**To do**
Below are the records; pull every line that includes "TIPOGRAFÍA".

*** Opening of Recorded information ***

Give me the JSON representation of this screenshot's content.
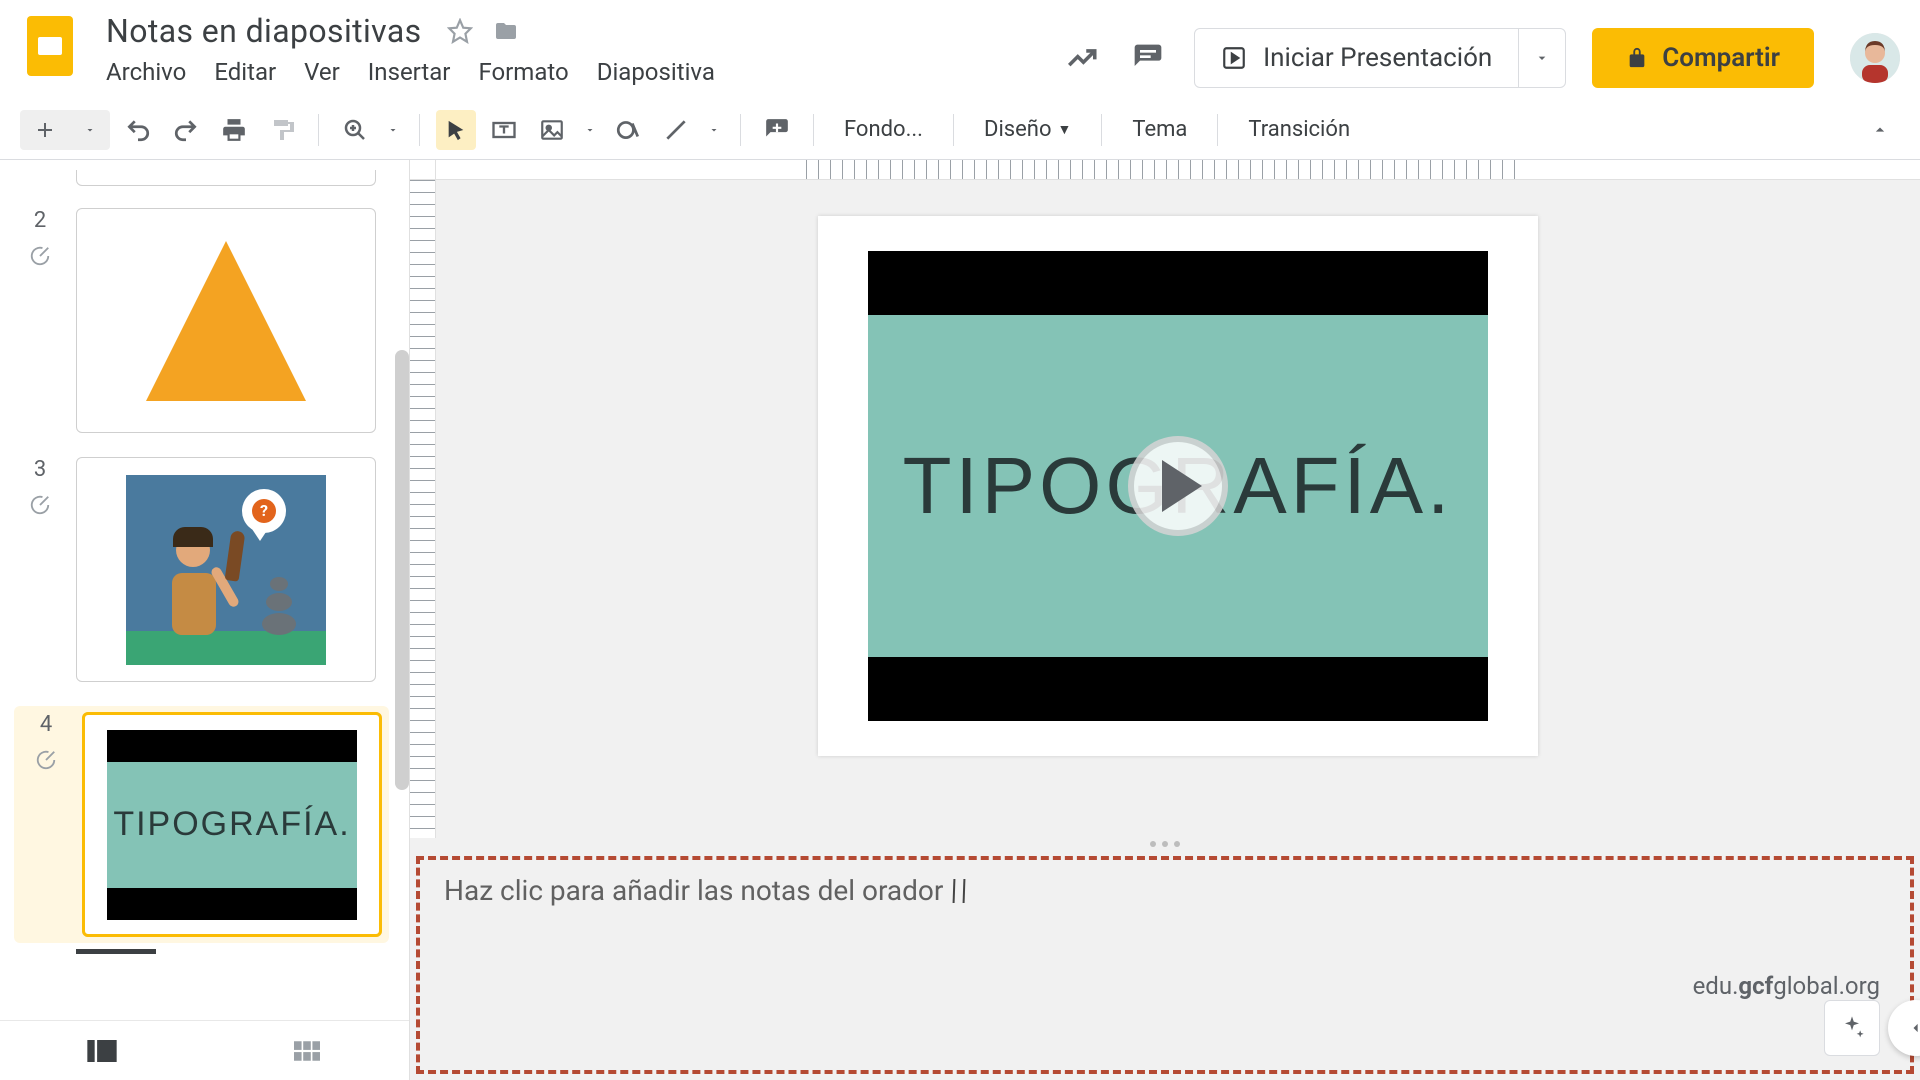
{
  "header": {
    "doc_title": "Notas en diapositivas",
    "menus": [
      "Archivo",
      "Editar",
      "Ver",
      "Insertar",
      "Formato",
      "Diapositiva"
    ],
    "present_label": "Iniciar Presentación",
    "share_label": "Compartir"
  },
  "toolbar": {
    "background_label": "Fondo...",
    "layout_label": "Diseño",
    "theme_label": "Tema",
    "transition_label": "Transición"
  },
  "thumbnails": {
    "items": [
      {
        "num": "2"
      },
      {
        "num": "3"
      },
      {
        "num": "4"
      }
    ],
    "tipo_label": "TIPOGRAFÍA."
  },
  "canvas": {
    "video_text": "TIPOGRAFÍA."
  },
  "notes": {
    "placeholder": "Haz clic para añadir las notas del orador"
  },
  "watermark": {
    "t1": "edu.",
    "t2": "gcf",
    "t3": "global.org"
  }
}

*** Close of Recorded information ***

**Task output**
    "tipo_label": "TIPOGRAFÍA."
    "video_text": "TIPOGRAFÍA."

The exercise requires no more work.